Directions for this task
Please return every line below that contains the string "swatch".

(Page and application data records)
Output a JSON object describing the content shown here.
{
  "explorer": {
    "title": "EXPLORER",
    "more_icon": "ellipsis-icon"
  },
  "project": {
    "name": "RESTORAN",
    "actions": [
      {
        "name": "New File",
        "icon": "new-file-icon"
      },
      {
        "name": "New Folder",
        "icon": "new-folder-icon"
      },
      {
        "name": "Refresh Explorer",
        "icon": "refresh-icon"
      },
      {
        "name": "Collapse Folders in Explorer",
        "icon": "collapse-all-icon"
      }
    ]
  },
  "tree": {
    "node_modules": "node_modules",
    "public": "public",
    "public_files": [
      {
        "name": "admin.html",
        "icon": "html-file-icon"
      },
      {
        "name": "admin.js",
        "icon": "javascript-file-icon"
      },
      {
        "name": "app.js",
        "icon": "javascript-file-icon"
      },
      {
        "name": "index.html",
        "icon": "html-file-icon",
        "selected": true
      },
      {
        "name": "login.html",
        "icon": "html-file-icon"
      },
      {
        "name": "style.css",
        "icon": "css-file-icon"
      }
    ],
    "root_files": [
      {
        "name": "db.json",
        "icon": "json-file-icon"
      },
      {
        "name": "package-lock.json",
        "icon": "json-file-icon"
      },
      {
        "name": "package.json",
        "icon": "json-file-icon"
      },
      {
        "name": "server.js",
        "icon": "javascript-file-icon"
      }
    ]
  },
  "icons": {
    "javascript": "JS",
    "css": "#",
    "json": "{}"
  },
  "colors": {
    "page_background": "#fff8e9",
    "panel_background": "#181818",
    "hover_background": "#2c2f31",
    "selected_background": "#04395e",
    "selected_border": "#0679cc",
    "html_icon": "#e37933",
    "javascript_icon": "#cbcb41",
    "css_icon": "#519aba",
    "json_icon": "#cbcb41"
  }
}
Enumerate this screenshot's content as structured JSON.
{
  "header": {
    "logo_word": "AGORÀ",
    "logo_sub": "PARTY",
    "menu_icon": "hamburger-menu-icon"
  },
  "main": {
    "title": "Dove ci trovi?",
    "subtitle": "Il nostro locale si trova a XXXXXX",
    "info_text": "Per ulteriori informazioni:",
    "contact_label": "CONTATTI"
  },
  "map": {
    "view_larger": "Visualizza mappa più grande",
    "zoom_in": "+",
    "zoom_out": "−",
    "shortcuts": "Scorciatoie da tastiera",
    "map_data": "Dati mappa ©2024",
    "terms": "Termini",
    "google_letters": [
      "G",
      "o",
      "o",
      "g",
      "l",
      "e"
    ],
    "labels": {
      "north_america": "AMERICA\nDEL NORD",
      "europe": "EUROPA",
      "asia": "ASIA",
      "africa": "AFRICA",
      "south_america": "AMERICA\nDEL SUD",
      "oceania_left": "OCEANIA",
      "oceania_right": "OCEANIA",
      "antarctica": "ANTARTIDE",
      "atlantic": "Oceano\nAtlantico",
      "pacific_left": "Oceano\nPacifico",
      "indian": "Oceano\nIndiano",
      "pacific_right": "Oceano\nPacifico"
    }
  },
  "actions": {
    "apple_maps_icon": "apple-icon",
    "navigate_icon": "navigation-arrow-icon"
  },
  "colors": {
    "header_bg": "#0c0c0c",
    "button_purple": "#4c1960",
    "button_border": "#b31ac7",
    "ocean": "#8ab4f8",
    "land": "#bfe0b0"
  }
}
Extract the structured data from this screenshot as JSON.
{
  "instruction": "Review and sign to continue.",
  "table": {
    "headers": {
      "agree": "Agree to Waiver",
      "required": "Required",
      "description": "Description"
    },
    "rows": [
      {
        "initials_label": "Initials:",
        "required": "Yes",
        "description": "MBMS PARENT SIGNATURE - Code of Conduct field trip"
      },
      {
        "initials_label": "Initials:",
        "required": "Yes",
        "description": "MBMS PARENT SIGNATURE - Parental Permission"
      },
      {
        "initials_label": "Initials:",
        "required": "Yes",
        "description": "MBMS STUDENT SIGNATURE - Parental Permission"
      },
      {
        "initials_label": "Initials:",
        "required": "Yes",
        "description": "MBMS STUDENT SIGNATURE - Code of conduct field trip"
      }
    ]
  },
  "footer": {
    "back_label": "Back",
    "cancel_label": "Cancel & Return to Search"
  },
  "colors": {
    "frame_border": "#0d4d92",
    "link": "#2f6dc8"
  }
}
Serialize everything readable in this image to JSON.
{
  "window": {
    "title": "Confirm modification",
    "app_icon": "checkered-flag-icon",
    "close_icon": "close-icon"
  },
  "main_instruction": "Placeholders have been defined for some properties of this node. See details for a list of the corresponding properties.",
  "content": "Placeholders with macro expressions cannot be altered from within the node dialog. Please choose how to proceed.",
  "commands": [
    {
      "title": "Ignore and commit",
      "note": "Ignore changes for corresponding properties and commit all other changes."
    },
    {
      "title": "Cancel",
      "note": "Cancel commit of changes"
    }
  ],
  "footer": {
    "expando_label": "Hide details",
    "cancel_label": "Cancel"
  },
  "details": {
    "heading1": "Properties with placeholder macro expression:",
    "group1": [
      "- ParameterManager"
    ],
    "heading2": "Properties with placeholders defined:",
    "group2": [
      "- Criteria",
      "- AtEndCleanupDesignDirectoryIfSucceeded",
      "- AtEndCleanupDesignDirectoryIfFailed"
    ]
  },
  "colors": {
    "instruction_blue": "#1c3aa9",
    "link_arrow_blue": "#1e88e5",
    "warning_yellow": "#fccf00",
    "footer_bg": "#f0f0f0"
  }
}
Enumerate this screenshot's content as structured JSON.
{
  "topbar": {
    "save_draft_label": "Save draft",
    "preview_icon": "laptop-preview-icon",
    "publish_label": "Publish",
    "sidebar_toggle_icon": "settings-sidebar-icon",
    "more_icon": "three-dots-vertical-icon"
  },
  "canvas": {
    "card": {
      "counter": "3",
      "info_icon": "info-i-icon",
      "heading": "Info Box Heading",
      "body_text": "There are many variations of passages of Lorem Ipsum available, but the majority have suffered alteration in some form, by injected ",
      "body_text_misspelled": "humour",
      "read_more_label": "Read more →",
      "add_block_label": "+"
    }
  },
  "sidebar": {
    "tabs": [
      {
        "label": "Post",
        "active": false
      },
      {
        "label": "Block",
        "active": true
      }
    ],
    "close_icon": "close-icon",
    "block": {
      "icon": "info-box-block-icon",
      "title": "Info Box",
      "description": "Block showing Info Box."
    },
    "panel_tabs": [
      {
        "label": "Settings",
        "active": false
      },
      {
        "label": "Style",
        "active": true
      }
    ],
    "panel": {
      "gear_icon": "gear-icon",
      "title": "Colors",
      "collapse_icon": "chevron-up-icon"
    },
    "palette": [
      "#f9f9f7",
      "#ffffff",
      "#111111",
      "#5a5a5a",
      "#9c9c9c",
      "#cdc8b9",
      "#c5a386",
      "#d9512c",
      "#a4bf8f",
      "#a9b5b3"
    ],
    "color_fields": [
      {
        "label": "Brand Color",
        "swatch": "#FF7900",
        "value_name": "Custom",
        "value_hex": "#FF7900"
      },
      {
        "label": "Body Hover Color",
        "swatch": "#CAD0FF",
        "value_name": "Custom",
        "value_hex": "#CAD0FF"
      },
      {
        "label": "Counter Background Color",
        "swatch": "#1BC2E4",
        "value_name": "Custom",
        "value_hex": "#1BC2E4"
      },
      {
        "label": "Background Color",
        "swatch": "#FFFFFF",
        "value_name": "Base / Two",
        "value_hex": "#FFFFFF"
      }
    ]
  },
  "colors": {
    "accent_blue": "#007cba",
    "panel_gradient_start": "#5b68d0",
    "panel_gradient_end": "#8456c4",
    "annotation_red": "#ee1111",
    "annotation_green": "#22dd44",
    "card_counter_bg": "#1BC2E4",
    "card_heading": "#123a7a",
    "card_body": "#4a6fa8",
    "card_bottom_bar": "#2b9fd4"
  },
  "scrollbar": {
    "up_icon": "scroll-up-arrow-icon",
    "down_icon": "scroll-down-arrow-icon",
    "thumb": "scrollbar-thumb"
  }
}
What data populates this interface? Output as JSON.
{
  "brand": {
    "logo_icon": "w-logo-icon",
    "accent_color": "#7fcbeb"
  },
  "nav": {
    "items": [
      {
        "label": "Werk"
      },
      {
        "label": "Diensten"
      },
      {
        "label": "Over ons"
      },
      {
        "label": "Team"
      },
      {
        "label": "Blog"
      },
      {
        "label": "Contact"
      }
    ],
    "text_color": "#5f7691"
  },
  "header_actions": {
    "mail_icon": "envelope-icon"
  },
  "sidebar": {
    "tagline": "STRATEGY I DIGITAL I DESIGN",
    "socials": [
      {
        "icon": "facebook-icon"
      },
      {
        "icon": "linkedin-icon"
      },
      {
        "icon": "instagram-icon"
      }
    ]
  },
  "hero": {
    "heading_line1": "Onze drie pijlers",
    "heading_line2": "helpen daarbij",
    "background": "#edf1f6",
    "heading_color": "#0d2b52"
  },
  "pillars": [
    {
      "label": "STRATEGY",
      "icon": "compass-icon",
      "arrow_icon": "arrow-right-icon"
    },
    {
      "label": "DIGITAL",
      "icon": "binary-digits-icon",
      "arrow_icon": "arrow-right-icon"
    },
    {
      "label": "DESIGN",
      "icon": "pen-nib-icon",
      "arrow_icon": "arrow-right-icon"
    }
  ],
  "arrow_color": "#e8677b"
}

Solution below
        "swatch": "#FF7900",
        "swatch": "#CAD0FF",
        "swatch": "#1BC2E4",
        "swatch": "#FFFFFF",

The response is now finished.